The deal, which covers around 2,500 stores, was announced in the UK yesterday by Hamish Brewer, JDA's CEO, at a customer conference in London. No financial details were released.
Brewer said Tesco had been looking for a store planning system that would accommodate each store's unique characteristics. At the time, the available applications could cope with "clustered" stores, he said. These were stores that fitted a predefined model for location, number of items carried, customer footfall, and so on. Tesco felt it wanted greater insight into each store to manage it better.
"They asked us if we could do it, and we said yes," Brewer said. While JDA did the coding, Tesco specified the system and tested what became the Intactix application.
Intactix allows retailers and consumer packaged goods firms to see on screen in colour how their products will appear in an individual store. This allows packaging designers to optimise designs to catch consumers' eyes in the fraction of a second they give a shelf as they shop.

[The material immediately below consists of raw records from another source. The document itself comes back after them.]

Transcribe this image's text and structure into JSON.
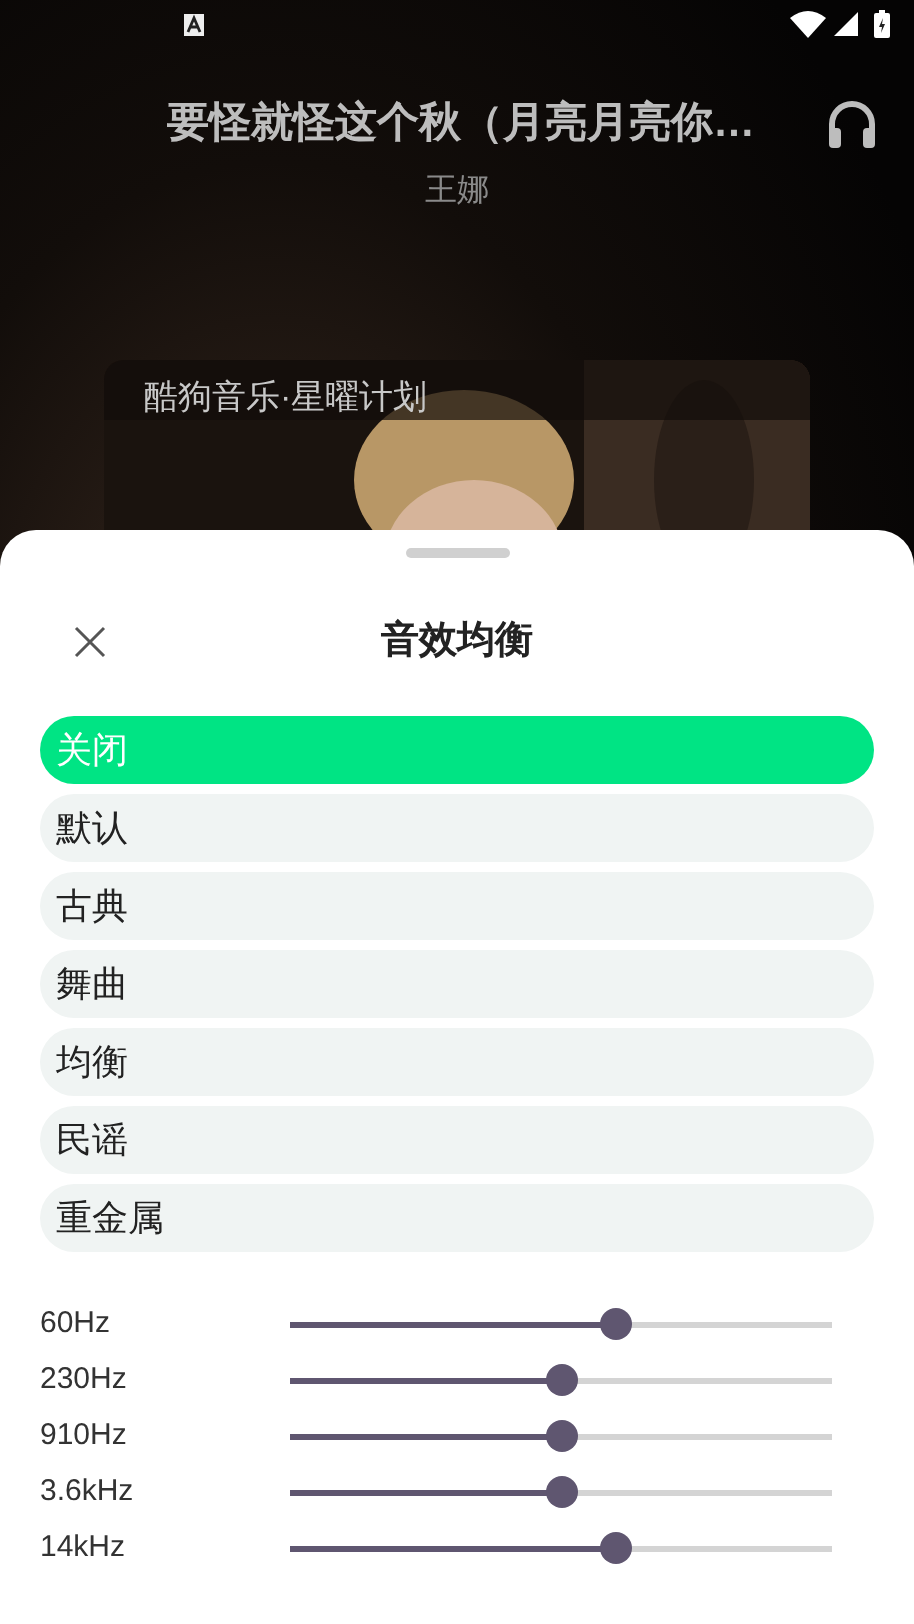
{
  "player": {
    "title": "要怪就怪这个秋（月亮月亮你…",
    "artist": "王娜",
    "card_caption": "酷狗音乐·星曜计划"
  },
  "sheet": {
    "title": "音效均衡",
    "presets": [
      {
        "label": "关闭",
        "selected": true
      },
      {
        "label": "默认",
        "selected": false
      },
      {
        "label": "古典",
        "selected": false
      },
      {
        "label": "舞曲",
        "selected": false
      },
      {
        "label": "均衡",
        "selected": false
      },
      {
        "label": "民谣",
        "selected": false
      },
      {
        "label": "重金属",
        "selected": false
      }
    ],
    "bands": [
      {
        "label": "60Hz",
        "level": 0.6
      },
      {
        "label": "230Hz",
        "level": 0.5
      },
      {
        "label": "910Hz",
        "level": 0.5
      },
      {
        "label": "3.6kHz",
        "level": 0.5
      },
      {
        "label": "14kHz",
        "level": 0.6
      }
    ]
  }
}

It also allows retailers to plan promotions better and to locate bulky items in places where they are most likely to attract buyers. It produces a full colour 3D image that shows shelf packers precisely how to load the shelves with a particular product.

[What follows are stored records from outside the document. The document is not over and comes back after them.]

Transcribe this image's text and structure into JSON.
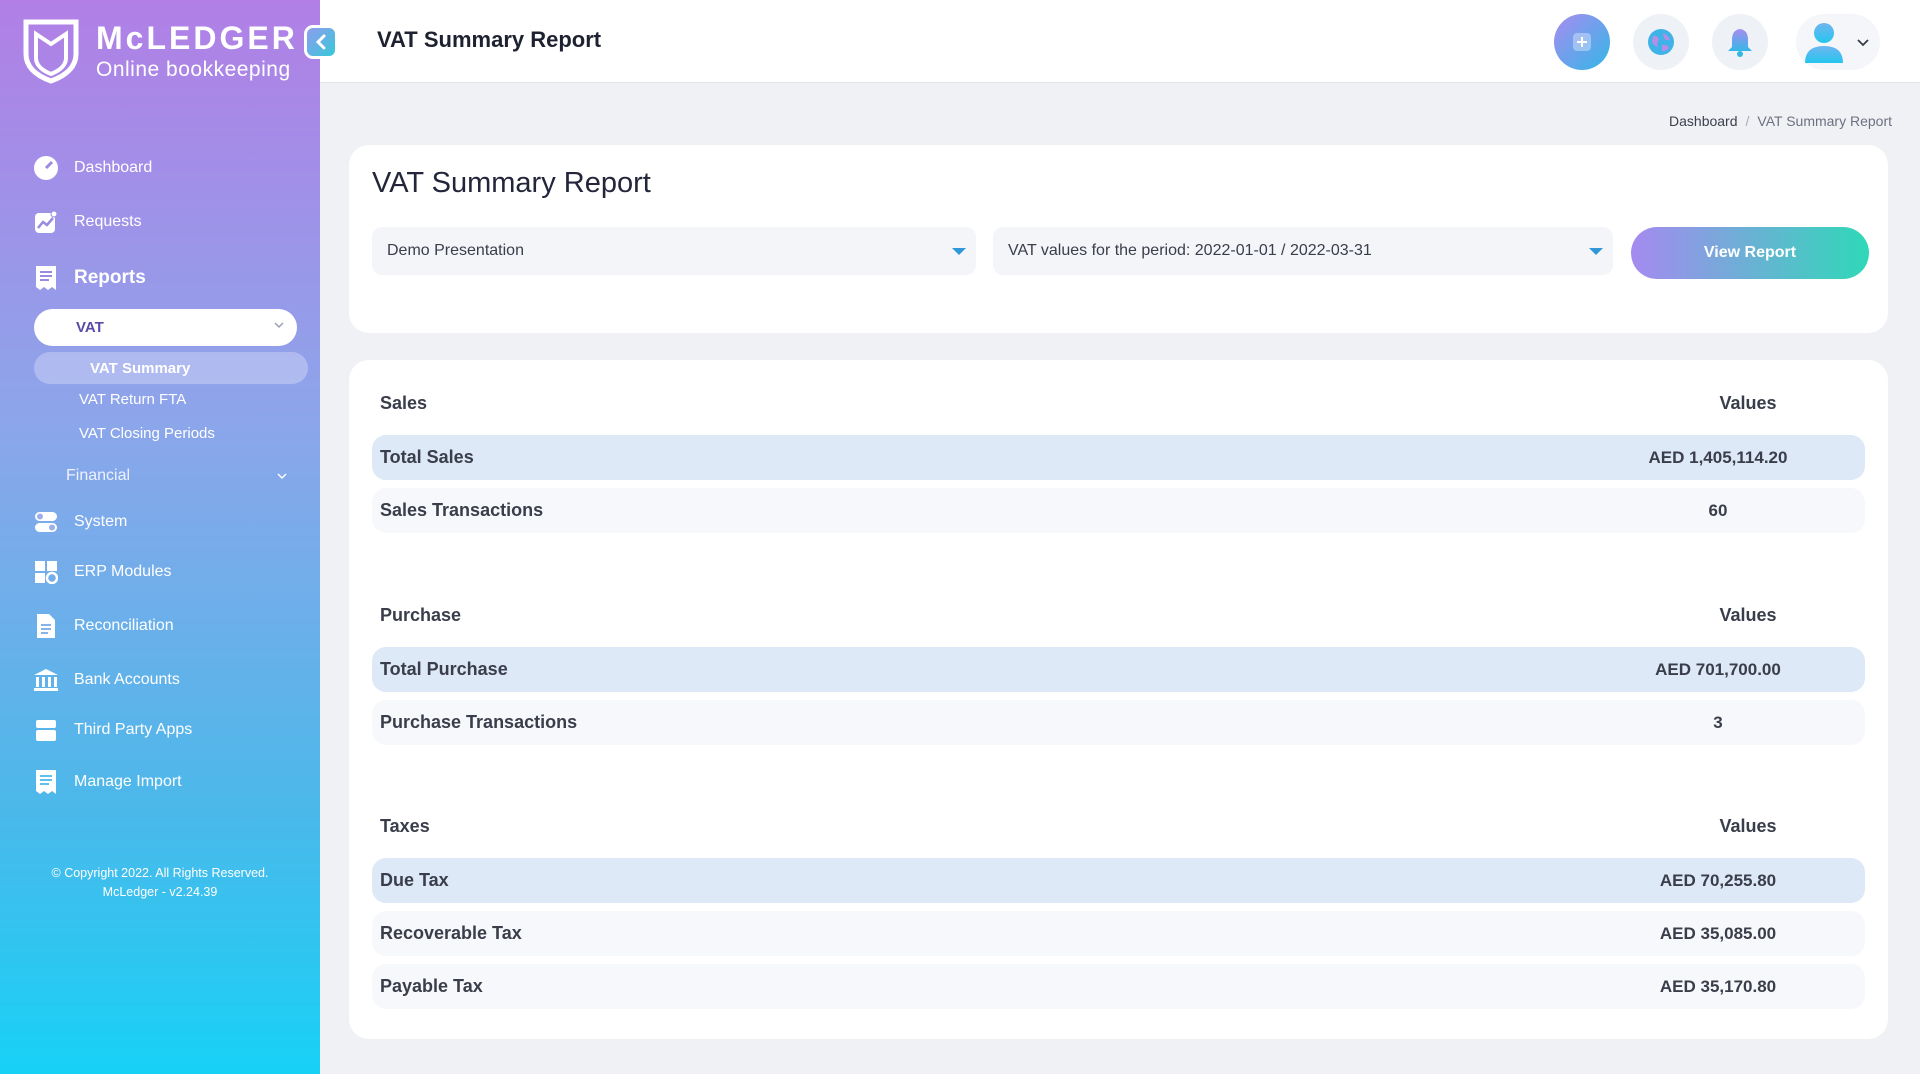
{
  "brand": {
    "name": "McLEDGER",
    "tagline": "Online bookkeeping"
  },
  "header": {
    "title": "VAT Summary Report"
  },
  "sidebar": {
    "items": {
      "dashboard": "Dashboard",
      "requests": "Requests",
      "reports": "Reports",
      "vat": "VAT",
      "vat_summary": "VAT Summary",
      "vat_return_fta": "VAT Return FTA",
      "vat_closing_periods": "VAT Closing Periods",
      "financial": "Financial",
      "system": "System",
      "erp_modules": "ERP Modules",
      "reconciliation": "Reconciliation",
      "bank_accounts": "Bank Accounts",
      "third_party_apps": "Third Party Apps",
      "manage_import": "Manage Import"
    },
    "copyright_line1": "© Copyright 2022. All Rights Reserved.",
    "copyright_line2": "McLedger - v2.24.39"
  },
  "breadcrumb": {
    "home": "Dashboard",
    "separator": "/",
    "current": "VAT Summary Report"
  },
  "filters": {
    "title": "VAT Summary Report",
    "company_select": "Demo Presentation",
    "period_select": "VAT values for the period: 2022-01-01 / 2022-03-31",
    "view_button": "View Report"
  },
  "report": {
    "sales": {
      "heading": "Sales",
      "values_heading": "Values",
      "rows": [
        {
          "label": "Total Sales",
          "value": "AED 1,405,114.20"
        },
        {
          "label": "Sales Transactions",
          "value": "60"
        }
      ]
    },
    "purchase": {
      "heading": "Purchase",
      "values_heading": "Values",
      "rows": [
        {
          "label": "Total Purchase",
          "value": "AED 701,700.00"
        },
        {
          "label": "Purchase Transactions",
          "value": "3"
        }
      ]
    },
    "taxes": {
      "heading": "Taxes",
      "values_heading": "Values",
      "rows": [
        {
          "label": "Due Tax",
          "value": "AED 70,255.80"
        },
        {
          "label": "Recoverable Tax",
          "value": "AED 35,085.00"
        },
        {
          "label": "Payable Tax",
          "value": "AED 35,170.80"
        }
      ]
    }
  },
  "colors": {
    "accent_purple": "#a58af0",
    "accent_teal": "#2fd8b8",
    "highlight_row": "#dde9f6"
  }
}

Brewer said Intactix' development was integral to the way JDA now develops products. He said the firm, for a long time, made products it hoped people would buy. It changed its approach when this proved frustrating. Now customers largely drive JDA's product development strategy, he said.